TASK DESCRIPTION: Print every line of the data word for word.

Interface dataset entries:
○ ○ ○ ○ ○ ○ ○
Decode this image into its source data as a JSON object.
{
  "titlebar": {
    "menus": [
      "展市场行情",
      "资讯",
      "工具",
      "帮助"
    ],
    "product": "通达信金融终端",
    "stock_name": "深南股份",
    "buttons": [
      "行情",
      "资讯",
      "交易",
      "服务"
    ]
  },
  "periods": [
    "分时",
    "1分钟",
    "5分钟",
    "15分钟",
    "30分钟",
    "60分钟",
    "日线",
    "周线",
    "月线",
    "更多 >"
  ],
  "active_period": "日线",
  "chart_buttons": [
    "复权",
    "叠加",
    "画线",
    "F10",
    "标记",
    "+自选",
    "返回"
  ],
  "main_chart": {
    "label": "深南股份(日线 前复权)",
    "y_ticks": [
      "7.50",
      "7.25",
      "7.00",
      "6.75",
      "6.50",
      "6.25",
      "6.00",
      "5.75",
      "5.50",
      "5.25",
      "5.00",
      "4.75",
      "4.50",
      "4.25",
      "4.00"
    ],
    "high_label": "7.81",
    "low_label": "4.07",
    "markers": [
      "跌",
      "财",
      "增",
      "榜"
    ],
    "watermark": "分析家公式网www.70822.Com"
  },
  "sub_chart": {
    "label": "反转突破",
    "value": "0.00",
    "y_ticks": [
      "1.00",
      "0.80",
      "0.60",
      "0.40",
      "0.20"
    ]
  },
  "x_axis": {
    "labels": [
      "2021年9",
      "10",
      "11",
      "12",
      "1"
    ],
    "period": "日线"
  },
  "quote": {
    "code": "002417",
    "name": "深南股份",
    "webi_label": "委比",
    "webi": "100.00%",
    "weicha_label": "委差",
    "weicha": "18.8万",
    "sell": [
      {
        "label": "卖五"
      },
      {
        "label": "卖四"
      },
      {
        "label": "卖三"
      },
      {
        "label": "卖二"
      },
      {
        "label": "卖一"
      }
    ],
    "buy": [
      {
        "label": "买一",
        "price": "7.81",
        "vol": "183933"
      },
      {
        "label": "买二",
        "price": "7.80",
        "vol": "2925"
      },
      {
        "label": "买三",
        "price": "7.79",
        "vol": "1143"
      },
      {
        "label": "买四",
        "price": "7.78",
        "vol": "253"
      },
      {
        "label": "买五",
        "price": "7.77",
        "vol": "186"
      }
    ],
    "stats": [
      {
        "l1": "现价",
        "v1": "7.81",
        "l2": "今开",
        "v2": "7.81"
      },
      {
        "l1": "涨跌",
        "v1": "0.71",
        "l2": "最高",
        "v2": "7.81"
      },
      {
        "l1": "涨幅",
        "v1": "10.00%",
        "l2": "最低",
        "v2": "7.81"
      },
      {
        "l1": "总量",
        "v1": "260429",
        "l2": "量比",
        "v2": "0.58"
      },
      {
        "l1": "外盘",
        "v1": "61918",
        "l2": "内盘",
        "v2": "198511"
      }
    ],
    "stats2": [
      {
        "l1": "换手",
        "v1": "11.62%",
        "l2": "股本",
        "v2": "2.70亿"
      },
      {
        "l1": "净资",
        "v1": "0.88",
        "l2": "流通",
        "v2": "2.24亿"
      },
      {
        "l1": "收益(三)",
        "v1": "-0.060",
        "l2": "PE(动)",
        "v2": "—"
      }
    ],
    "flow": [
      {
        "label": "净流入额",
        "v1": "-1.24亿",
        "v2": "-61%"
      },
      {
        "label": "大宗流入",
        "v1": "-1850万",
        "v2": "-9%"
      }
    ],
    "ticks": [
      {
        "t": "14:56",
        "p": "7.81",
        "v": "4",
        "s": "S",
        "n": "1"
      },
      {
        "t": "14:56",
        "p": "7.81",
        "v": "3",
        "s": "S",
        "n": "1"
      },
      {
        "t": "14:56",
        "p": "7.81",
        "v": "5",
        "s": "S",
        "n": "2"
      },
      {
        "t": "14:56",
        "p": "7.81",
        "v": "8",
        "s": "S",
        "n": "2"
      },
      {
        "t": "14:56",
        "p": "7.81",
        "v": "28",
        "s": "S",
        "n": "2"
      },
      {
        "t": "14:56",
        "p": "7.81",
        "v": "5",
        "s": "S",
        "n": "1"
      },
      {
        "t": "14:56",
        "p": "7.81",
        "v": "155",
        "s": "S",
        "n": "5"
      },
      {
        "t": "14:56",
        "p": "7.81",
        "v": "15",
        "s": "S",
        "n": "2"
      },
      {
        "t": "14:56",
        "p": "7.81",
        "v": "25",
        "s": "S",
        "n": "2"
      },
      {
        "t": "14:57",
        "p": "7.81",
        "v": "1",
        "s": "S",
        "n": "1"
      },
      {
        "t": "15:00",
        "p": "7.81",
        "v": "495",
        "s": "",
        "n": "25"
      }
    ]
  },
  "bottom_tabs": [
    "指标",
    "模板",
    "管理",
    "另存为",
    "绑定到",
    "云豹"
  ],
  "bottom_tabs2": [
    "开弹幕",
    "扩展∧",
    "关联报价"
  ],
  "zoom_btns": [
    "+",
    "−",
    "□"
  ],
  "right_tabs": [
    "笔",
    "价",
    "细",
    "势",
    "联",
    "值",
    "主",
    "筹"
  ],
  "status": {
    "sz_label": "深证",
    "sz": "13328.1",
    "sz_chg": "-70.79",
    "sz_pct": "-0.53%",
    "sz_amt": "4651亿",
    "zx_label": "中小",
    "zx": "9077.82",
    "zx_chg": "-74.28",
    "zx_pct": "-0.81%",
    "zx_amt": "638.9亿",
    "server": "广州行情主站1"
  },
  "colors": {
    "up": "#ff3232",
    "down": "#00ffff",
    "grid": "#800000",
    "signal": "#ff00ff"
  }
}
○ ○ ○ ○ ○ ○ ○
REPLY:
Decode this image into its source data as a JSON object.
{
  "titlebar": {
    "menus": [
      "展市场行情",
      "资讯",
      "工具",
      "帮助"
    ],
    "product": "通达信金融终端",
    "stock_name": "深南股份",
    "buttons": [
      "行情",
      "资讯",
      "交易",
      "服务"
    ]
  },
  "periods": [
    "分时",
    "1分钟",
    "5分钟",
    "15分钟",
    "30分钟",
    "60分钟",
    "日线",
    "周线",
    "月线",
    "更多 >"
  ],
  "active_period": "日线",
  "chart_buttons": [
    "复权",
    "叠加",
    "画线",
    "F10",
    "标记",
    "+自选",
    "返回"
  ],
  "main_chart": {
    "label": "深南股份(日线 前复权)",
    "y_ticks": [
      "7.50",
      "7.25",
      "7.00",
      "6.75",
      "6.50",
      "6.25",
      "6.00",
      "5.75",
      "5.50",
      "5.25",
      "5.00",
      "4.75",
      "4.50",
      "4.25",
      "4.00"
    ],
    "high_label": "7.81",
    "low_label": "4.07",
    "markers": [
      "跌",
      "财",
      "增",
      "榜"
    ],
    "watermark": "分析家公式网www.70822.Com"
  },
  "sub_chart": {
    "label": "反转突破",
    "value": "0.00",
    "y_ticks": [
      "1.00",
      "0.80",
      "0.60",
      "0.40",
      "0.20"
    ]
  },
  "x_axis": {
    "labels": [
      "2021年9",
      "10",
      "11",
      "12",
      "1"
    ],
    "period": "日线"
  },
  "quote": {
    "code": "002417",
    "name": "深南股份",
    "webi_label": "委比",
    "webi": "100.00%",
    "weicha_label": "委差",
    "weicha": "18.8万",
    "sell": [
      {
        "label": "卖五"
      },
      {
        "label": "卖四"
      },
      {
        "label": "卖三"
      },
      {
        "label": "卖二"
      },
      {
        "label": "卖一"
      }
    ],
    "buy": [
      {
        "label": "买一",
        "price": "7.81",
        "vol": "183933"
      },
      {
        "label": "买二",
        "price": "7.80",
        "vol": "2925"
      },
      {
        "label": "买三",
        "price": "7.79",
        "vol": "1143"
      },
      {
        "label": "买四",
        "price": "7.78",
        "vol": "253"
      },
      {
        "label": "买五",
        "price": "7.77",
        "vol": "186"
      }
    ],
    "stats": [
      {
        "l1": "现价",
        "v1": "7.81",
        "l2": "今开",
        "v2": "7.81"
      },
      {
        "l1": "涨跌",
        "v1": "0.71",
        "l2": "最高",
        "v2": "7.81"
      },
      {
        "l1": "涨幅",
        "v1": "10.00%",
        "l2": "最低",
        "v2": "7.81"
      },
      {
        "l1": "总量",
        "v1": "260429",
        "l2": "量比",
        "v2": "0.58"
      },
      {
        "l1": "外盘",
        "v1": "61918",
        "l2": "内盘",
        "v2": "198511"
      }
    ],
    "stats2": [
      {
        "l1": "换手",
        "v1": "11.62%",
        "l2": "股本",
        "v2": "2.70亿"
      },
      {
        "l1": "净资",
        "v1": "0.88",
        "l2": "流通",
        "v2": "2.24亿"
      },
      {
        "l1": "收益(三)",
        "v1": "-0.060",
        "l2": "PE(动)",
        "v2": "—"
      }
    ],
    "flow": [
      {
        "label": "净流入额",
        "v1": "-1.24亿",
        "v2": "-61%"
      },
      {
        "label": "大宗流入",
        "v1": "-1850万",
        "v2": "-9%"
      }
    ],
    "ticks": [
      {
        "t": "14:56",
        "p": "7.81",
        "v": "4",
        "s": "S",
        "n": "1"
      },
      {
        "t": "14:56",
        "p": "7.81",
        "v": "3",
        "s": "S",
        "n": "1"
      },
      {
        "t": "14:56",
        "p": "7.81",
        "v": "5",
        "s": "S",
        "n": "2"
      },
      {
        "t": "14:56",
        "p": "7.81",
        "v": "8",
        "s": "S",
        "n": "2"
      },
      {
        "t": "14:56",
        "p": "7.81",
        "v": "28",
        "s": "S",
        "n": "2"
      },
      {
        "t": "14:56",
        "p": "7.81",
        "v": "5",
        "s": "S",
        "n": "1"
      },
      {
        "t": "14:56",
        "p": "7.81",
        "v": "155",
        "s": "S",
        "n": "5"
      },
      {
        "t": "14:56",
        "p": "7.81",
        "v": "15",
        "s": "S",
        "n": "2"
      },
      {
        "t": "14:56",
        "p": "7.81",
        "v": "25",
        "s": "S",
        "n": "2"
      },
      {
        "t": "14:57",
        "p": "7.81",
        "v": "1",
        "s": "S",
        "n": "1"
      },
      {
        "t": "15:00",
        "p": "7.81",
        "v": "495",
        "s": "",
        "n": "25"
      }
    ]
  },
  "bottom_tabs": [
    "指标",
    "模板",
    "管理",
    "另存为",
    "绑定到",
    "云豹"
  ],
  "bottom_tabs2": [
    "开弹幕",
    "扩展∧",
    "关联报价"
  ],
  "zoom_btns": [
    "+",
    "−",
    "□"
  ],
  "right_tabs": [
    "笔",
    "价",
    "细",
    "势",
    "联",
    "值",
    "主",
    "筹"
  ],
  "status": {
    "sz_label": "深证",
    "sz": "13328.1",
    "sz_chg": "-70.79",
    "sz_pct": "-0.53%",
    "sz_amt": "4651亿",
    "zx_label": "中小",
    "zx": "9077.82",
    "zx_chg": "-74.28",
    "zx_pct": "-0.81%",
    "zx_amt": "638.9亿",
    "server": "广州行情主站1"
  },
  "colors": {
    "up": "#ff3232",
    "down": "#00ffff",
    "grid": "#800000",
    "signal": "#ff00ff"
  }
}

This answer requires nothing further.